- 2 cups brown sugar
- 1/2 cup rye whiskey or bourbon
- 14 oz. sweetened condensed milk
- 1/4 lb. unsalted butter, diced
- 1/2 cup whole milk
- 1 tsp. pure vanilla extract
Preheat oven to 350°F
For this recipe, you will need to make six cake layers, each of which will be divided in half. This is easiest to do if you have six (10-inch) springform pans. Cut six circles of parchment paper the size of the bottom of a 10-inch springform pan.
Prepare the six pans by greasing the bottom and sides with butter. Lay a parchment circle in the bottom and grease it with butter.
Sift the spices, flour, and sugar into a large mixing bowl and combine well. In a separate large bowl, gently whisk the oil, buttermilk, and sorghum into the eggs. You do not want to make a lot of froth. Slowly stir the wet mixture into the dry mixture. Pour 1/2-inch of batter into each of the six greased pans. Bake for 10 minutes, until a toothpick comes out dry. Remove from oven and allow to cool in the pans on wire racks for one hour.
Unlock the springform pans and remove cake layers from the pans. Using a long, serrated knife, carefully cut each layer into two. For the first layer, place a piece of the cut cake cut-side up on a cake plate. Evenly spread on six ounces of apple butter. For the second layer, place the cut cake on top of the apple butter cut-side down. Evenly spread six ounces of apple butter on top of it. Continue the process with the remaining slices of cake. The last layer should be cut-side down but not have apple butter spread on it.
Carefully pour the glaze over the top of the cake and allow it to pour over the sides. Using a cake spatula, spread the glaze evenly over the outside of the cake. Place in a cake keeper or cake box and let the cake set out overnight before cutting. Covered in a cake keeper or cake box, the cake will keep for up to three days at room temperature and five days in the refrigerator.
For the apple butter:
Combine the apples and cider in a nonreactive heavy-bottomed three-quart pot.
Cover and cook on low heat, stirring occasionally, until the apples are soft, about eight hours.
Remove apples and purée in food sieve or mill.
Return the puréed apples to the pot and add the sugar and spices.
Cover and cook on low heat, stirring frequently to prevent scorching until it is very thick, approximately one to two hours. You want it to be a spread with no excess moisture.
Cool the apple butter, place in a container, cover, and refrigerate.
Tightly covered, the apple butter will keep for several weeks in refrigerator or it may be frozen for up to three months.
For the glaze:
Combine the sugar, whiskey, and condensed milk in a medium saucepan over medium heat and cook the mixture, stirring constantly, until the sugar dissolves, about seven minutes.

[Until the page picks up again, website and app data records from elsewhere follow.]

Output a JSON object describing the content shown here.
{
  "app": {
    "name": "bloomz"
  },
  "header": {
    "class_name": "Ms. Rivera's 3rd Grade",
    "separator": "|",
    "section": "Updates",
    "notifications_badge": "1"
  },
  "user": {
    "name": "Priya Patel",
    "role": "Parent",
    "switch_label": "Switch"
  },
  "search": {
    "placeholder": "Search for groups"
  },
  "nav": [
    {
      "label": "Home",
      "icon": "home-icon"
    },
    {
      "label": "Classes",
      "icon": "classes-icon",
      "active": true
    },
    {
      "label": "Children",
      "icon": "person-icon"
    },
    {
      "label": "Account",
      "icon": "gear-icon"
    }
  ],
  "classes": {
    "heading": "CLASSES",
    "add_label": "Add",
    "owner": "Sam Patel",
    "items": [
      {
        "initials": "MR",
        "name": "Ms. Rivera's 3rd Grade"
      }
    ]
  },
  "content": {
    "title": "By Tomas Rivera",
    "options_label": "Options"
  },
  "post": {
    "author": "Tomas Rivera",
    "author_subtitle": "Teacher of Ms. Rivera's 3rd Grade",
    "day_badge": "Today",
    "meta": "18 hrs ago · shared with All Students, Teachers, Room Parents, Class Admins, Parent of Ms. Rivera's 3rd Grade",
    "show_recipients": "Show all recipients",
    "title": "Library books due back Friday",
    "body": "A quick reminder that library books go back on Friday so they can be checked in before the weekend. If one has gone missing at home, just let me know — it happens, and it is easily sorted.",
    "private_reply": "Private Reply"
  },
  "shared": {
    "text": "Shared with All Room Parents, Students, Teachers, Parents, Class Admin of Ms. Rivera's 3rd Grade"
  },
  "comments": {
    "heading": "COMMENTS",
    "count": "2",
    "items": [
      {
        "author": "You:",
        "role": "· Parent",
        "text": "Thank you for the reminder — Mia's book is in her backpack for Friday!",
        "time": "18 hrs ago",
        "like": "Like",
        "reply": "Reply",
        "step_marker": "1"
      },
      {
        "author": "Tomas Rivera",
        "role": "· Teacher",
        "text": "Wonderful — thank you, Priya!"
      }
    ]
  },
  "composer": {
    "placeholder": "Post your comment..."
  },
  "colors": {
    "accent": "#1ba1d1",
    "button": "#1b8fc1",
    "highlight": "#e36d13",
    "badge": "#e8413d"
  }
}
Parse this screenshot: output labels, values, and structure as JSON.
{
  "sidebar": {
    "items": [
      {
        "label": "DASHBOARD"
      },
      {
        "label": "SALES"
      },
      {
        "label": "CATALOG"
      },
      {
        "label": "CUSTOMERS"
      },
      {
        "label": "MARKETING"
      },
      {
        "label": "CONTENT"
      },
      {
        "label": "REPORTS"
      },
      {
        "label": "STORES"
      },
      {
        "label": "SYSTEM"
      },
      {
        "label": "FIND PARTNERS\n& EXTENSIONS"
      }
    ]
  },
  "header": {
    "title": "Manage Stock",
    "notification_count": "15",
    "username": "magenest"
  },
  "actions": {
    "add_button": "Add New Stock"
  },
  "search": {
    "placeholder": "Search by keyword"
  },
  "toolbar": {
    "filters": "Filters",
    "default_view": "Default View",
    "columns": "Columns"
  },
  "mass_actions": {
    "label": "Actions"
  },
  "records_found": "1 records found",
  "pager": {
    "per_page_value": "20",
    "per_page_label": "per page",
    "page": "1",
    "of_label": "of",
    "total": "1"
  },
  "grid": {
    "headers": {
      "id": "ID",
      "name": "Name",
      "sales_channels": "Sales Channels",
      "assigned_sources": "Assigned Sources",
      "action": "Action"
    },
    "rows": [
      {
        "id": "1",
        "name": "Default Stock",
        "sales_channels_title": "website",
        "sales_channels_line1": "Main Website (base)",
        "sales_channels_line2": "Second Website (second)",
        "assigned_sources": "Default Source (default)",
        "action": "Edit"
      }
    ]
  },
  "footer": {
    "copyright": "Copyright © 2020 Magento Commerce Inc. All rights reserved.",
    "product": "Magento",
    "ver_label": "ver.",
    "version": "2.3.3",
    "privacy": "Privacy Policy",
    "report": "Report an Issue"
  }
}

Remove the saucepan from the heat and stir in the butter.
When it is incorporated, stir in the milk and the vanilla extract.
Cool on the counter top for seven minutes before glazing.